1776 revisited

My Christmas read this year was 1776 by David McCullough. It’s a thrilling read about the year that turned the tides of history, setting the foundations for a new American nation and marking the beginning of the end of British rule there. Lauri found it in a British charity shop, mere minutes after I had remarked how much I had wanted to find a McCullough tome (either 1776 or John Adams) secondhand but held out few hopes of getting my hands on one in the land of King George.

I enjoyed the book tremendously – I haven’t studied early American history since my senior year of high school, and was happy to find that I recognized most of the places mentioned in the siege of Boston because my sisters now live there. I was intrigued to read about the attitudes of the Loyalists (many of whom lived in Boston and New York) who wanted no trouble with the king and saw Washington’s army as a bunch of rabble-rousers. I was also inspired by soldiers, often going cold and shoeless, trekking  miles through the night with no knowledge of where they were headed. Both King George and George Washington are treated with a fairness by McCullough who takes a more nuanced approach to their personalities than historical caricatures allow. I especially love McCullough’s extensive use of personal diaries in this book, particularly from teenage boys who were fighting with the rebels describing battle scenes.

Upon finishing, I couldn’t help but wonder (and I know this question has often been asked) if the war was really necessary to gain independence. Australia, for instance, gained independence in 1931 when the British empire transitioned into the British Commonwealth. It now enjoys special links to the UK, not least the occasional £10 flight deals from London. Even India was able to gain independence in 1947 without a war, although the partition between India and Pakistan that resulted from it displaced 12.5 million and led to the deaths of hundreds of thousands of people. All this to say, if America hadn’t had the Revolutionary War, we would have ended up in the Commonwealth with the likes of Canada, South Africa, Australia and India.

But really…can we imagine that?
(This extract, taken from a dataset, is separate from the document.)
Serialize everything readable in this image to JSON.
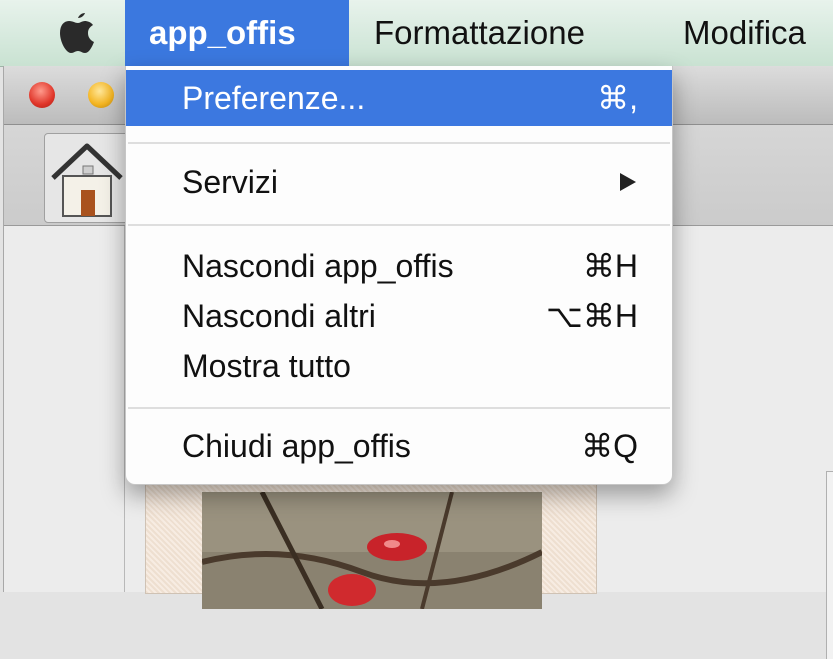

So much of American politics and history comes out of that revolutionary period, those “times that tried men’s souls.” And that little thing called the Declaration of Independence, and then the subsequent writing of the Constitution. It doth stirreth my heart. So while a nice, cozy position in the UK commonwealth wouldn’t have been such a bad place to end up, it would’ve made for pretty boring history.